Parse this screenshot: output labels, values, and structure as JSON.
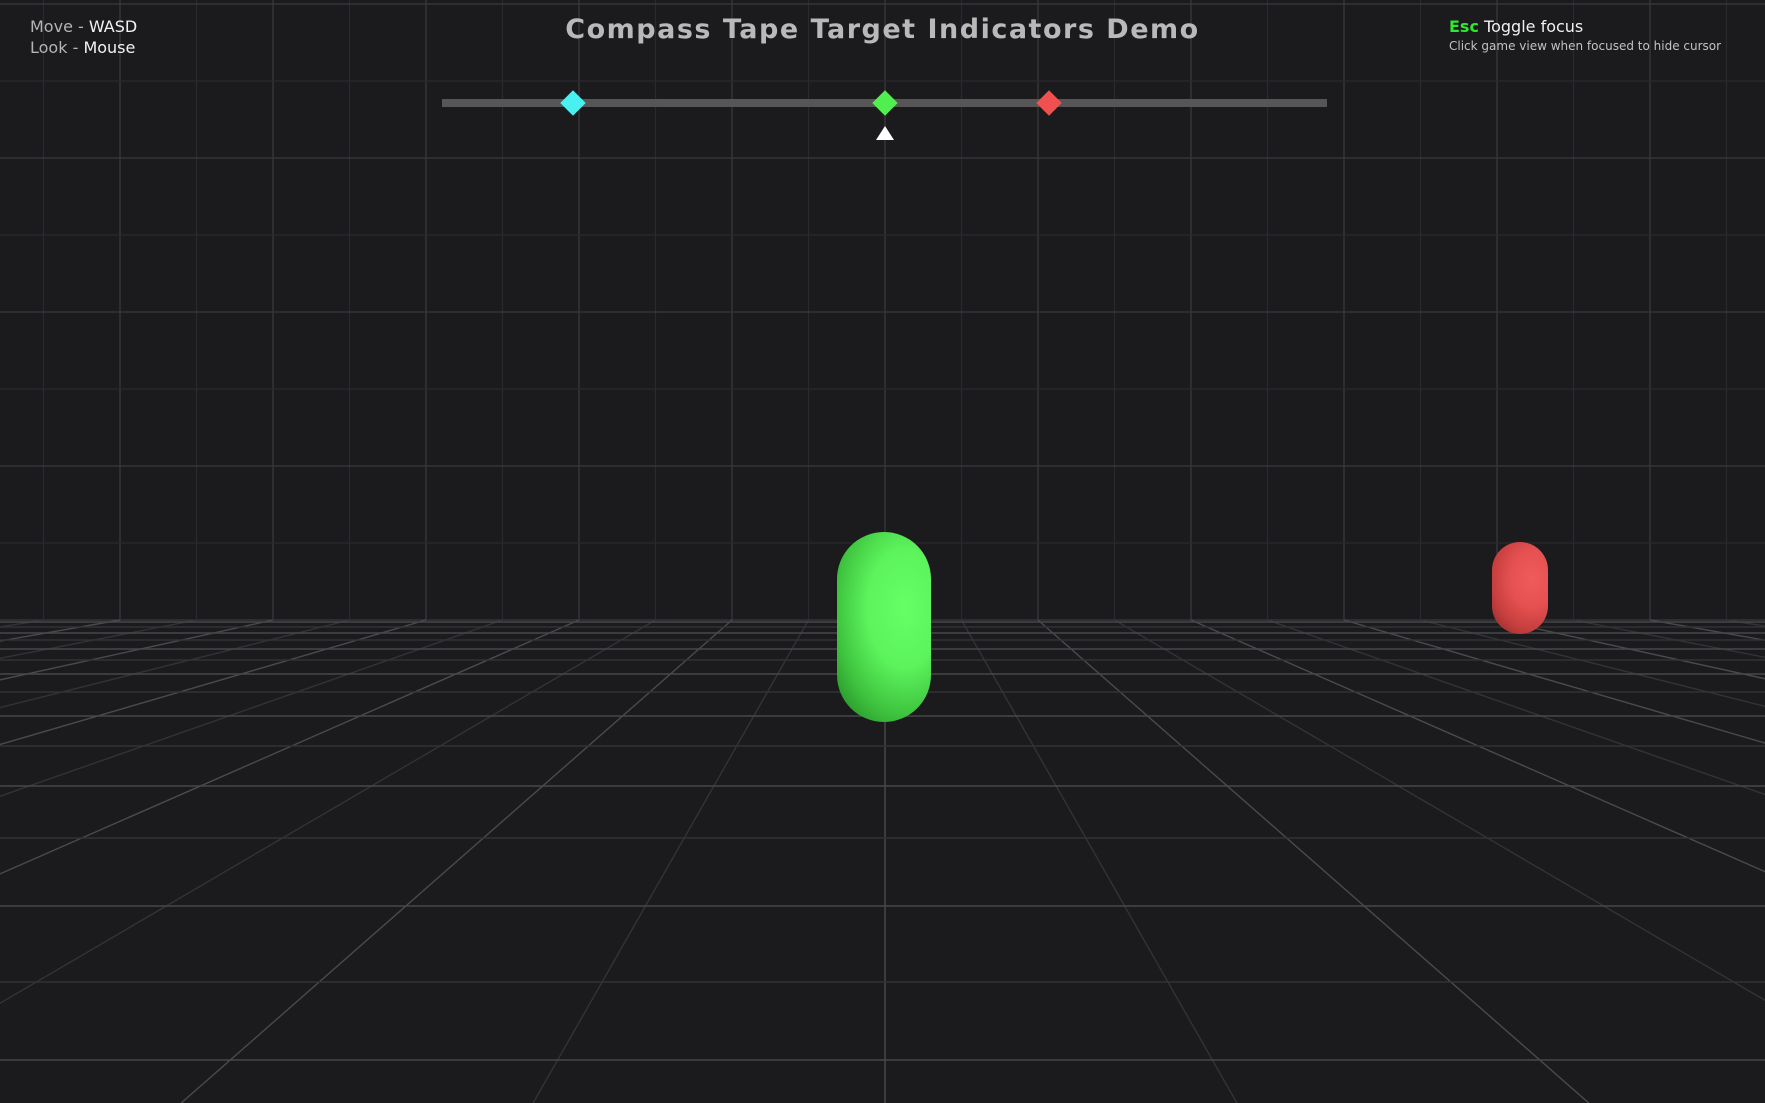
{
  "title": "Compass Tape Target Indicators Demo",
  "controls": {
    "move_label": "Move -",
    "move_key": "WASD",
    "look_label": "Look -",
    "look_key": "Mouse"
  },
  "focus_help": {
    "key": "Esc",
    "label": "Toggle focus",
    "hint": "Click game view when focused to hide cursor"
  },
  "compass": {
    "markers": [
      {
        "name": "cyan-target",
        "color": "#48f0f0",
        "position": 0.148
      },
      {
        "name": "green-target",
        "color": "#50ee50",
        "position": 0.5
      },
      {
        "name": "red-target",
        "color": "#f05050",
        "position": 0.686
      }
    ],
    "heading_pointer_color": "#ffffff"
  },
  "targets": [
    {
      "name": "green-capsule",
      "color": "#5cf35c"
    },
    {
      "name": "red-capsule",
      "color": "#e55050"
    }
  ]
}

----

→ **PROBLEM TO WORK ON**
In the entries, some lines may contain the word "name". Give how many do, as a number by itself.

→ **ANSWER FOR THE TASK**
5